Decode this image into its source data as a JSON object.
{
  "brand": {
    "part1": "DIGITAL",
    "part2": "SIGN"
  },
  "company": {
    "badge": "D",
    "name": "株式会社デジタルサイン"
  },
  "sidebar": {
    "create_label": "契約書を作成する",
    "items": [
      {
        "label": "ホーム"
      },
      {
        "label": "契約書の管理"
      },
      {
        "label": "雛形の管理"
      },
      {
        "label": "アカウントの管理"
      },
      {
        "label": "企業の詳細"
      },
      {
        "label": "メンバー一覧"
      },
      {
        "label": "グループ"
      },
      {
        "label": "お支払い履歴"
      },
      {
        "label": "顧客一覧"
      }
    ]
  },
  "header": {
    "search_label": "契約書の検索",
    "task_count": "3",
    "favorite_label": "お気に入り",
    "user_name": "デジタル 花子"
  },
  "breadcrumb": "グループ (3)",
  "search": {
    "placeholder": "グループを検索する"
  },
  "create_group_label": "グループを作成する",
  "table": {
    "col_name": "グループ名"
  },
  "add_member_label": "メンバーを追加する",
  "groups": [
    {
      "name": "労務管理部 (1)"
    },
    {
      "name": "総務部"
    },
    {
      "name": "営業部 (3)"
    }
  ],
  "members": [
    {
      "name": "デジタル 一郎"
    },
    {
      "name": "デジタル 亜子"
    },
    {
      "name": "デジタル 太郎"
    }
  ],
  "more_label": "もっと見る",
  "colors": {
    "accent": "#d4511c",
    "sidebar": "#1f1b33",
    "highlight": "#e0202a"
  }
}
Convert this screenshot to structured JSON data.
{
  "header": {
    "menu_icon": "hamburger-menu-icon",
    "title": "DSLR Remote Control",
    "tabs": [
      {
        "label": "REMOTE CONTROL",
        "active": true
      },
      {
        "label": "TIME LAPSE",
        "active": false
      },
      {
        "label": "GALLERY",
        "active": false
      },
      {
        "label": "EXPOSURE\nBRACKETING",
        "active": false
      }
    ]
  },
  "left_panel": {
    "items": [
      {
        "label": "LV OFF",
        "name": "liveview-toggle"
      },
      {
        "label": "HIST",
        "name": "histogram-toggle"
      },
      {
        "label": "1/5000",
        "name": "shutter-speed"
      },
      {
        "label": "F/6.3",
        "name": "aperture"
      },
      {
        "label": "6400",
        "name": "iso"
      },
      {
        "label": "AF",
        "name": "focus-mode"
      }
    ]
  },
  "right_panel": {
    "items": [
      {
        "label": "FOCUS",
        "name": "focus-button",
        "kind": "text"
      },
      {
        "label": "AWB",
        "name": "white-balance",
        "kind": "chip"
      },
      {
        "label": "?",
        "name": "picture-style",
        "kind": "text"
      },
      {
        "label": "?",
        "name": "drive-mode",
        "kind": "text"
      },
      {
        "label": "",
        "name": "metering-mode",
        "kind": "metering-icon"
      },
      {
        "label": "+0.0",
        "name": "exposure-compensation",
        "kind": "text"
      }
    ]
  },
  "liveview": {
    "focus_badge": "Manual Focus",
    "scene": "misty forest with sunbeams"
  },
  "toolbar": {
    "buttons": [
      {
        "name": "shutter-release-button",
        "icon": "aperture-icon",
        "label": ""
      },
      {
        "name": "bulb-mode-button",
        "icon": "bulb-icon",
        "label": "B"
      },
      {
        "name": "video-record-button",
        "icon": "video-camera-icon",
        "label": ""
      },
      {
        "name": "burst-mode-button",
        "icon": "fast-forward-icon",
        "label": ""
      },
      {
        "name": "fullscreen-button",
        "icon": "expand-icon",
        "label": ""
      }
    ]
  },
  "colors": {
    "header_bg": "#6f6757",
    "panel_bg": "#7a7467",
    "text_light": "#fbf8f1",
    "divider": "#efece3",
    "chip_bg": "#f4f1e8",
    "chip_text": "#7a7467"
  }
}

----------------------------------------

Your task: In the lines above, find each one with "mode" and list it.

Answer to the problem:
        "name": "focus-mode"
        "name": "drive-mode",
        "name": "metering-mode",
        "name": "bulb-mode-button",
        "name": "burst-mode-button",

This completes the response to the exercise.